Saved data entries
▬▬▬▬▬▬▬▬▬▬
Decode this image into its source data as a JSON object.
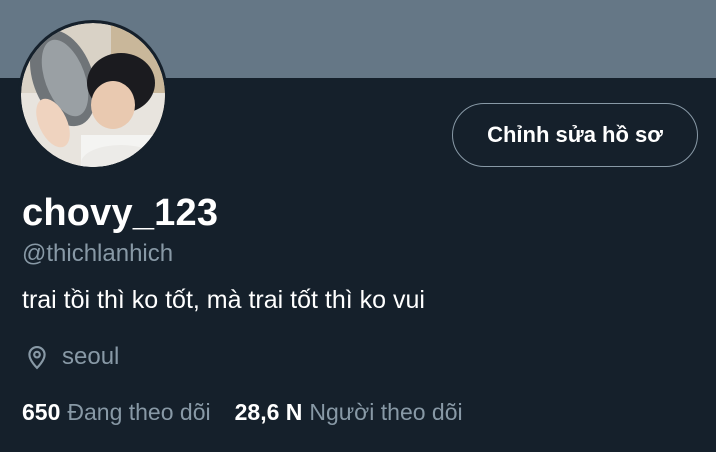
{
  "profile": {
    "display_name": "chovy_123",
    "handle": "@thichlanhich",
    "bio": "trai tồi thì ko tốt, mà trai tốt thì ko vui",
    "location": "seoul",
    "edit_button_label": "Chỉnh sửa hồ sơ"
  },
  "stats": {
    "following_count": "650",
    "following_label": "Đang theo dõi",
    "followers_count": "28,6 N",
    "followers_label": "Người theo dõi"
  },
  "icons": {
    "location": "location-pin-icon"
  },
  "colors": {
    "background": "#15202b",
    "banner": "#657786",
    "secondary_text": "#8899a6",
    "primary_text": "#ffffff"
  }
}
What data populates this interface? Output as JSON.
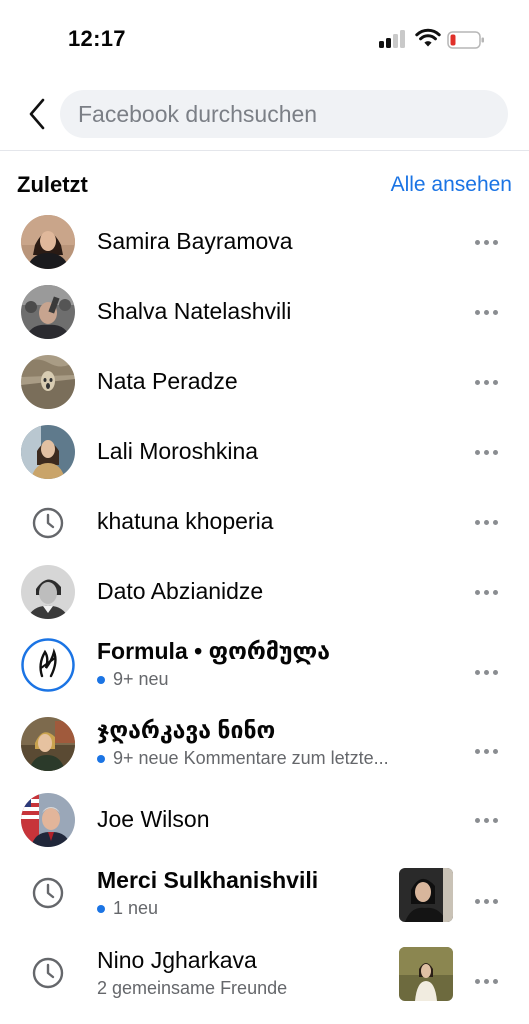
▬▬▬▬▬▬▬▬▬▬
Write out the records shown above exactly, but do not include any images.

Decode this image into its source data as a JSON object.
{
  "profile": {
    "display_name": "chovy_123",
    "handle": "@thichlanhich",
    "bio": "trai tồi thì ko tốt, mà trai tốt thì ko vui",
    "location": "seoul",
    "edit_button_label": "Chỉnh sửa hồ sơ"
  },
  "stats": {
    "following_count": "650",
    "following_label": "Đang theo dõi",
    "followers_count": "28,6 N",
    "followers_label": "Người theo dõi"
  },
  "icons": {
    "location": "location-pin-icon"
  },
  "colors": {
    "background": "#15202b",
    "banner": "#657786",
    "secondary_text": "#8899a6",
    "primary_text": "#ffffff"
  }
}
What data populates this interface? Output as JSON.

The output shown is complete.